● **WHAT TO DO**
Give the number of lines below that contain "placeholder", with no other output.

Items from an interface collection
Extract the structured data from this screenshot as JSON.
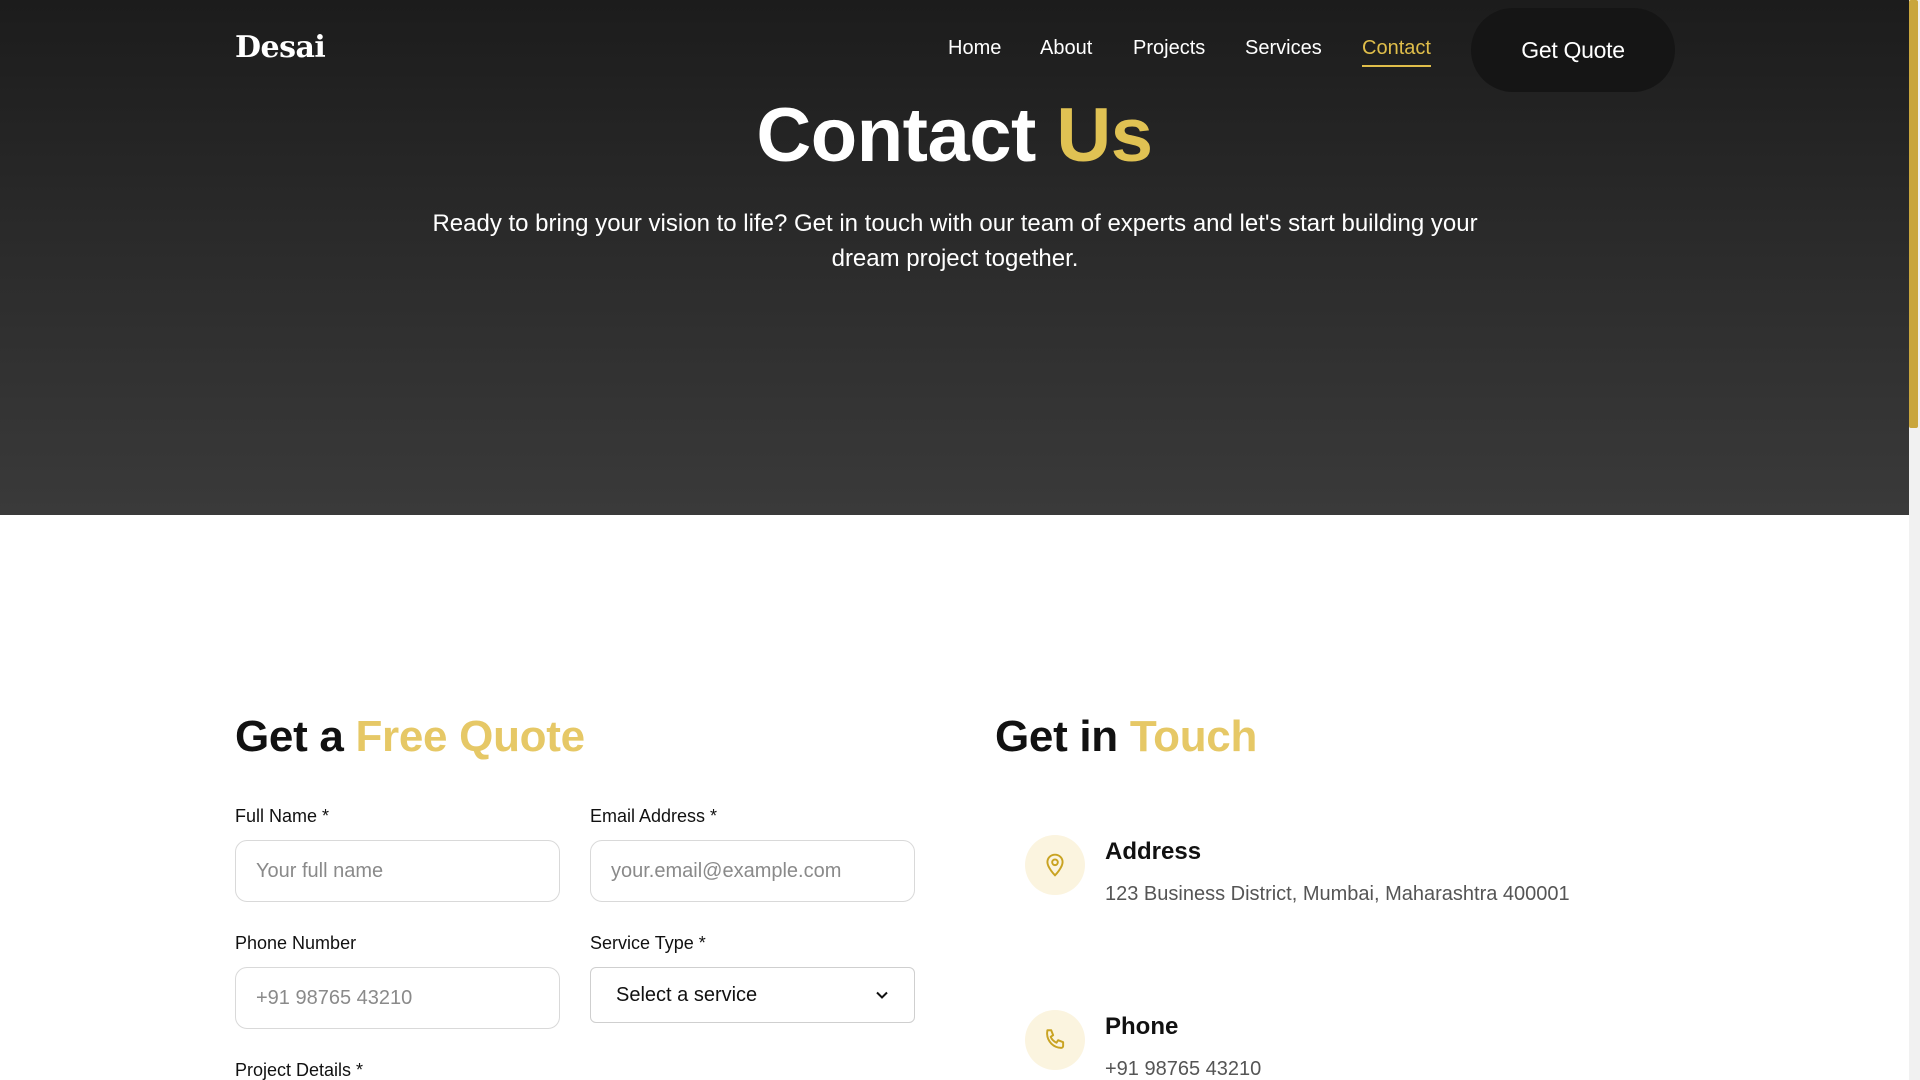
{
  "brand": "Desai",
  "nav": {
    "items": [
      {
        "label": "Home",
        "active": false
      },
      {
        "label": "About",
        "active": false
      },
      {
        "label": "Projects",
        "active": false
      },
      {
        "label": "Services",
        "active": false
      },
      {
        "label": "Contact",
        "active": true
      }
    ],
    "cta_label": "Get Quote"
  },
  "hero": {
    "title_main": "Contact",
    "title_accent": "Us",
    "subtitle_line1": "Ready to bring your vision to life? Get in touch with our team of experts and let's start building your",
    "subtitle_line2": "dream project together."
  },
  "form": {
    "title_main": "Get a",
    "title_accent": "Free Quote",
    "full_name": {
      "label": "Full Name *",
      "placeholder": "Your full name"
    },
    "email": {
      "label": "Email Address *",
      "placeholder": "your.email@example.com"
    },
    "phone": {
      "label": "Phone Number",
      "placeholder": "+91 98765 43210"
    },
    "service": {
      "label": "Service Type *",
      "value": "Select a service"
    },
    "details": {
      "label": "Project Details *"
    }
  },
  "contact": {
    "title_main": "Get in",
    "title_accent": "Touch",
    "address": {
      "title": "Address",
      "text": "123 Business District, Mumbai, Maharashtra 400001"
    },
    "phone": {
      "title": "Phone",
      "text": "+91 98765 43210"
    }
  },
  "colors": {
    "accent": "#e0c253",
    "dark": "#151515"
  }
}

● **RESULT**
3